There’s no need to rush outside to prune your roses, but now would be a good time to prepare for that annual process.
Start by identifying which of your roses are Old Garden Roses, and which are modern roses. The OGRs are once-bloomers, growing on their own roots, while modern roses, e.g., hybrid tea roses, are repeat bloomers, grafted on sturdy rootstock (often ‘Dr. Huey’).
There are numerous rose species, varieties and hybrids, but pruning methods differ greatly between the two broad groups: OGRs and modern roses. Briefly, OGRs bloom on old wood and are pruned in the late summer, after their bloom period and before they set buds. Generally, prune OGRs in a limited manner, removing no more than one-third of the bush.
In comparison, modern roses bloom on new wood, and are pruned more extensively during the winter months, before new stem growth and buds appear in the spring.
Modern roses are hybrids, typically with species that evolved in Asia, where winters are not harsh, so dormancy is related more to winter’s shorter days than to its lower temperatures. In the Monterey Bay area’s moderate climate, modern roses can continue to grow through the winter months without a period of deep dormancy.
Still, even a relatively light dormancy gives modern roses an important rest period, and pruning during this period promotes new stems and large blossoms.
This year, despite December’s record-setting warm spells, we can rely on short winter days to enable our roses to enter dormancy. Defoliation (stripping a rose’s leaves) encourages that process and reduces the potential for continued top growth.
With that background, prepare to prune your modern roses at any time during January or February. The basic techniques have been described and illustrated many times in books and websites, so rather than providing a capsule version of those techniques, I have listed print and online resources on my website, ongardening.com, for your reference.
I will repeat my recent suggestion to relocate your roses, as needed, during the same period. Prepare the new location by digging a hole two to three times as wide as the root ball you expect to have, to support horizontal root growth. The new hole should be only as deep as the existing root ball, to minimize settling of the transplanted rose.
We ready to transplant the rose soak the new location thoroughly. Then, soak the existing rose, lift a good-sized root ball from the bed, and plant it in its new location at the same level as it was in its old location. Water it in.
Now is also the time to select bare-root roses for your garden, so next week I’ll review rose selection and buying.
There are many websites with good, free information about pruning roses. Search for “pruning roses” to see several options. Here are some that I found helpful:
American Rose Society (scroll down to the articles on “Pruning Roses”)
If you would prefer a book, look for these more general pruning titles in your local library or bookstore:

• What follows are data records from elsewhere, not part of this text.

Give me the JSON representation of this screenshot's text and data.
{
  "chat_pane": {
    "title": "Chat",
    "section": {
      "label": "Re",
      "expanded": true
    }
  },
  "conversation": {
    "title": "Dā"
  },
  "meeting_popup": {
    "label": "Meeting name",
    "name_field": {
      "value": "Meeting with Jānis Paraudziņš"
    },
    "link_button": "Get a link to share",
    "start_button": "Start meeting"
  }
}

Pruning Made Easy – How to Prune Rose Trees, Fruit Trees and Ornamental Trees and Shrubs, by H.H. Thomas (2013)
This book will be published early in February 2014:

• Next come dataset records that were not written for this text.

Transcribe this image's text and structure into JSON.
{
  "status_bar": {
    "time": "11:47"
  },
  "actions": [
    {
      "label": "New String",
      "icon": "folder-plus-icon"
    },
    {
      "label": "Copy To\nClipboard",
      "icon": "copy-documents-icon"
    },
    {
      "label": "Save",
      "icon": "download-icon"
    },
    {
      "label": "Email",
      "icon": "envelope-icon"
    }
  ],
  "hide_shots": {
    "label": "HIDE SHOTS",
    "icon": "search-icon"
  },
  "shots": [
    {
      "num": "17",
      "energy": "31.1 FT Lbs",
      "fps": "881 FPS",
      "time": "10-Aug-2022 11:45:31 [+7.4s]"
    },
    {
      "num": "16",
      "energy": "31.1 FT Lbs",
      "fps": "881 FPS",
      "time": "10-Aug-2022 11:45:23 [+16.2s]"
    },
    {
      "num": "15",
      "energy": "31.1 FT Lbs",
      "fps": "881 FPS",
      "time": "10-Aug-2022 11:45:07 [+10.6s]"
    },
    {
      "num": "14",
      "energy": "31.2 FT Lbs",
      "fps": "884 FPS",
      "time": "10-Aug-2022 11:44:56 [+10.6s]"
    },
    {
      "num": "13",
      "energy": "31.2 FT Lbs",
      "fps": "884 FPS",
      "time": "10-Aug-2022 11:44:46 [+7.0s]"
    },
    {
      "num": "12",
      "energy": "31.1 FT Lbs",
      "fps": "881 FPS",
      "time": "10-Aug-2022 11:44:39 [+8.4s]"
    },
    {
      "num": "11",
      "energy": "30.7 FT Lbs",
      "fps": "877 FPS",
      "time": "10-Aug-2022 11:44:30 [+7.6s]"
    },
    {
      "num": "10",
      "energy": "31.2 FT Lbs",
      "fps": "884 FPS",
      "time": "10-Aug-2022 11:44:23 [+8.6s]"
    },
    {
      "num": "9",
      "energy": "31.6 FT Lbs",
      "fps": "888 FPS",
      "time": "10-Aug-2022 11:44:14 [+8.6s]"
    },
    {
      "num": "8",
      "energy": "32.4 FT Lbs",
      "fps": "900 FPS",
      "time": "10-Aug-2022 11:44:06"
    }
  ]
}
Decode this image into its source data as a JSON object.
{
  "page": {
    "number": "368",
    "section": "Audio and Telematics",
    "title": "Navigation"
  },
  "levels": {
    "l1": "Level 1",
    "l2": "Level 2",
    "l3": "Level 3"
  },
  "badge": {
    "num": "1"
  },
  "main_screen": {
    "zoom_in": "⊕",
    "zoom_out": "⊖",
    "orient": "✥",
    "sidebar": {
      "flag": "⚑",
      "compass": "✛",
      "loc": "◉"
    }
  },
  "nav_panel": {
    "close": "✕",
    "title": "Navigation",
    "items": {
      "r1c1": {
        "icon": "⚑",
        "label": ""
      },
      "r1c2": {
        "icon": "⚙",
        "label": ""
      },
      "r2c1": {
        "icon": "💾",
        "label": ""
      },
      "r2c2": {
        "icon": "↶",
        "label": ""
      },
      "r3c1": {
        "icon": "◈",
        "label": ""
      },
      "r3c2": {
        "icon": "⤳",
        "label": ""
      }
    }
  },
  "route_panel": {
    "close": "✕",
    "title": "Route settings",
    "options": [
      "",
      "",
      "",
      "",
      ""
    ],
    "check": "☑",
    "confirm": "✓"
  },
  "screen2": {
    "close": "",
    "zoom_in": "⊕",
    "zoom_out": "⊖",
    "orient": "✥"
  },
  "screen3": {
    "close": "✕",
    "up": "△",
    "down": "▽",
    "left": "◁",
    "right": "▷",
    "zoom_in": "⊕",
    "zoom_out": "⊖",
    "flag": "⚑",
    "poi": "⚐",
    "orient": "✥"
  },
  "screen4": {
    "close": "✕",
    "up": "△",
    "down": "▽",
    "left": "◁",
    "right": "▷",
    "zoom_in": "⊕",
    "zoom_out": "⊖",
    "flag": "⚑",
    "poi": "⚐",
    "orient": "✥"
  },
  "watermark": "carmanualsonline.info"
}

Pruning Made Easy – The Complete Practical Guide to Pruning Roses, Climbers, Hedges and Fruit Trees, Shown in Over 370 Photographs, by P. McHoy